Whisk ingredients until smooth, add milk or more powdered sugar to achieve desired consistency. Set aside until rolls are out of the oven and cooled 15 minutes.
On a lightly greased surface roll dough into 18×24 inch rectangle. Spread butter evenly over dough. Sprinkle filling evenly over butter. Roll up long end to long end. Pinch seam at the end of the roll. Score the dough in 1 1/2 inch increments. Slide dental floss under roll. Bring up ends of floss and criss cross at the center and pull quickly, slicing through the dough. Place 4 slices each, cut side up in 5 well buttered 8” cake pans, or other pan of choice. Just make sure that the rolls are not touching at this point, they need room to rise (1-2 inches between). Cover with plastic wrap and let rise until double in size. (60-75 minutes) (I usually don’t make this many rolls, I save some to freeze for later. Will show those instructions at end of recipe.)
Bake the rolls in a 350 degree oven for 24-28 minutes until internal temperature registers 190 degrees F with an instant read thermometer. Do not let the roll tops overbrown. Tent with foil during the last 10-15 minutes of baking if necessary.
Remove rolls from oven. Let rest 15 minutes then drizzle with icing. Serve warm.
Yields: 18-20 large rolls.

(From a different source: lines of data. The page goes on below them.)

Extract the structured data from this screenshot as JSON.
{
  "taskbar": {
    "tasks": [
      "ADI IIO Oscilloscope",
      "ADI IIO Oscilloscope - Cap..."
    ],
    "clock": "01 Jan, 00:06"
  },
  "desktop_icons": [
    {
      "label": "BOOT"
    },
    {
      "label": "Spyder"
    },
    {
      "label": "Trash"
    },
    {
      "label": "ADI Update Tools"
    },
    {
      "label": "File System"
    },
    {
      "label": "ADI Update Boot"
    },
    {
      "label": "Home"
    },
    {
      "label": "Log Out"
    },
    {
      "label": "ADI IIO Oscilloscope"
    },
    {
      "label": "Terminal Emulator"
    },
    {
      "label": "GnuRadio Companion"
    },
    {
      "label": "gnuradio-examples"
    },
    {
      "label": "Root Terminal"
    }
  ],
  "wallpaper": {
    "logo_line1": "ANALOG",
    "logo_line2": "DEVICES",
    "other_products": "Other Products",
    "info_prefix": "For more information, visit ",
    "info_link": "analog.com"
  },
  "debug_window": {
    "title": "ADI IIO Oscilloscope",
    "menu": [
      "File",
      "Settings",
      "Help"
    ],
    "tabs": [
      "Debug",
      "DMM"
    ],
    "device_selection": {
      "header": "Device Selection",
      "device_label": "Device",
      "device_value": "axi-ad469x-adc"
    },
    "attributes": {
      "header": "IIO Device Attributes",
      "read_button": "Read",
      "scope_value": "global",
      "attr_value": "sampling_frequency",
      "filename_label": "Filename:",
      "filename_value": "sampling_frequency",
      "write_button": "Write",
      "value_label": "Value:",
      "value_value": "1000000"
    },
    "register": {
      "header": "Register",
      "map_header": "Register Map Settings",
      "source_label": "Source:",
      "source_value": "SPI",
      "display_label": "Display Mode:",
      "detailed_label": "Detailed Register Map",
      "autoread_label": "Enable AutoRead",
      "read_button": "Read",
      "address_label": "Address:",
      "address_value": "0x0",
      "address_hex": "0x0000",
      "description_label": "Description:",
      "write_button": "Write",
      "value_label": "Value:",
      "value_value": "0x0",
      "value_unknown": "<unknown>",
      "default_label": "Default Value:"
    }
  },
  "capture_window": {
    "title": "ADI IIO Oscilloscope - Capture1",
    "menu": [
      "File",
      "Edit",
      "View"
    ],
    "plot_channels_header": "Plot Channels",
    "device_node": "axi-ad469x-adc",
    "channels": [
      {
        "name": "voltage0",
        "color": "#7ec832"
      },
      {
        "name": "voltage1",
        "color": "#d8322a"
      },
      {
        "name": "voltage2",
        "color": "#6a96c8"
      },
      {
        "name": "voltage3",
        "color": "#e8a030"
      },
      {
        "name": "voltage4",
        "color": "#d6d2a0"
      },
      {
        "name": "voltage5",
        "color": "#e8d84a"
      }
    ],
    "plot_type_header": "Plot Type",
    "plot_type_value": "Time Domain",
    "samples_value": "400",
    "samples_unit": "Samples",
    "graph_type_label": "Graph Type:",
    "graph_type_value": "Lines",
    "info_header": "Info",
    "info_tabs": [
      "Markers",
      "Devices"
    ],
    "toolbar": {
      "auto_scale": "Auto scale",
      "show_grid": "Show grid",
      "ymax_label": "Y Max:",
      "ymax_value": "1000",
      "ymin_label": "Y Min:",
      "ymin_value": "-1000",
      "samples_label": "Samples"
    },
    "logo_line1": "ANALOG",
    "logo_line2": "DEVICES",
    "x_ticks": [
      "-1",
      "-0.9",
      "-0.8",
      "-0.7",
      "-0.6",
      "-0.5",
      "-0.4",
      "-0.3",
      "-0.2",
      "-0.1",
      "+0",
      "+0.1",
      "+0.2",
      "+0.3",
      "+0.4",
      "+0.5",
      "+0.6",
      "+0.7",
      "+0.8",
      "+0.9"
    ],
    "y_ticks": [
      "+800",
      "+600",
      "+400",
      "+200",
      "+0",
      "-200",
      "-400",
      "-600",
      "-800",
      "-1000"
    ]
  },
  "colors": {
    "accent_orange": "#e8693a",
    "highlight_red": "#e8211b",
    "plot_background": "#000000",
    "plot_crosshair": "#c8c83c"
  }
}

To freeze: Freeze dough after slicing, individually wrapped (think hockey puck) in plastic wrap and then foil. Freeze for up to 3 months. When ready to serve, remove rolls from freezer, place in greased pan (Plain for frosted cinnamon rolls, with caramel and pecans in pan for Caramel Pecan Rolls), spray rolls with nonstick spray too, and cover with plastic wrap. Let rise for 8-10 hours. Bake as usual.